"If they hit difficult 3s like they did against us, it puts you in a bind ... they mix it up enough that they keep you off-guard."
That's where Ohio State and Villanova are a little different. The Buckeyes' four perimeter guys -- point guard Jamar Butler, guards Je'Kel Foster and J.J. Sullinger and forward Matt Sylvester -- are good, but they aren't as good as Allen Ray, Randy Foye, Kyle Lowry and Mike Nardi.
That said, Dials is a significant upgrade on Will Sheridan. Of late, Dials has looked very much like a potential Big Ten player of the year selection. In the past five games, Dials has recorded five consecutive double-doubles and averaged 19.6 points and 12.6 rebounds per game.

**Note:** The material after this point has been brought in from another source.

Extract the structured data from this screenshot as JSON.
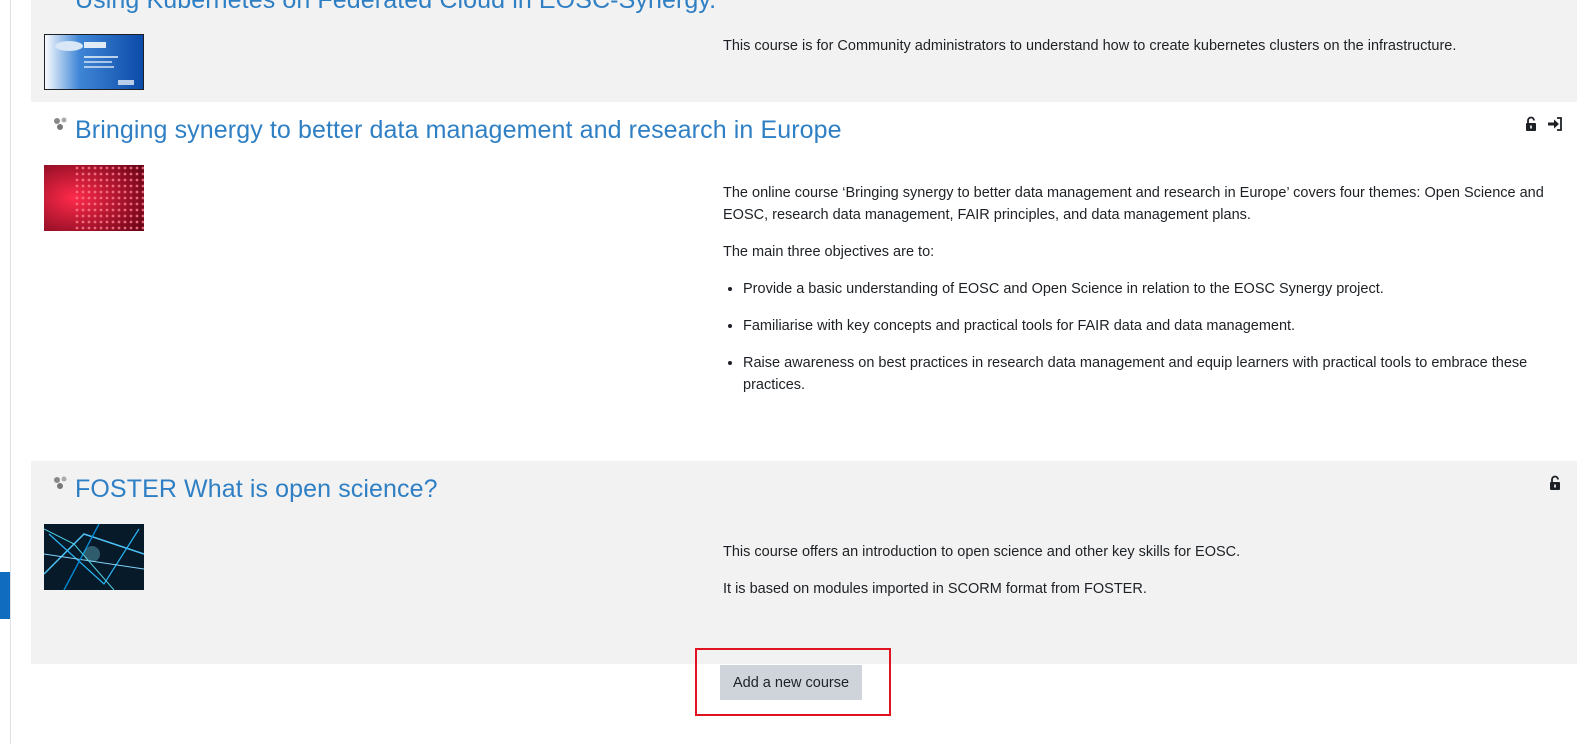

"Ohio State has more of a definitive inside presence than Villanova," Minnesota coach Dan Monson said. "I think Terence Dials makes those teams a little different. Sylvester is a 6-foot-7, 6-8 four man while Villanova's four-man is a guard. [The Buckeyes] have a little bit more size."
Because of Ohio State's ability to shoot the 3, Dials has not been double-teamed nearly as much as a lot of Big Ten centers.
"Playing four out and me in, it creates a lot of matchup problems," said Dials, one of three fifth-year seniors in the Buckeyes' starting lineup. "It's been working out pretty well for us.
"It's great for me, it opens so many things up for me."
Said Matta: "I think the light has gone on for Terence. He's seeing the sand going through the hourglass. He's playing more passionately and with more intensity on both ends of the floor."
That inside-out combination is a lot of the reason why Ohio State leads the Big Ten in scoring offense and in points per possession.
"One thing I think we do a good job with is playing unselfishly," Matta said. "No one truly cares who get the shots or the points."
But the Buckeyes are getting points -- inside and outside. And that's why Ohio State isn't going to have to wait for its hyped recruiting class to enter the NCAA tournament with optimism.
Jeff Shelman of the Minneapolis Star Tribune (www.startribune.com) is a regular contributor to ESPN.com.
Ohio State is closing in on a Big Ten title that most observers thought would come next season, Jeff Shelman writes.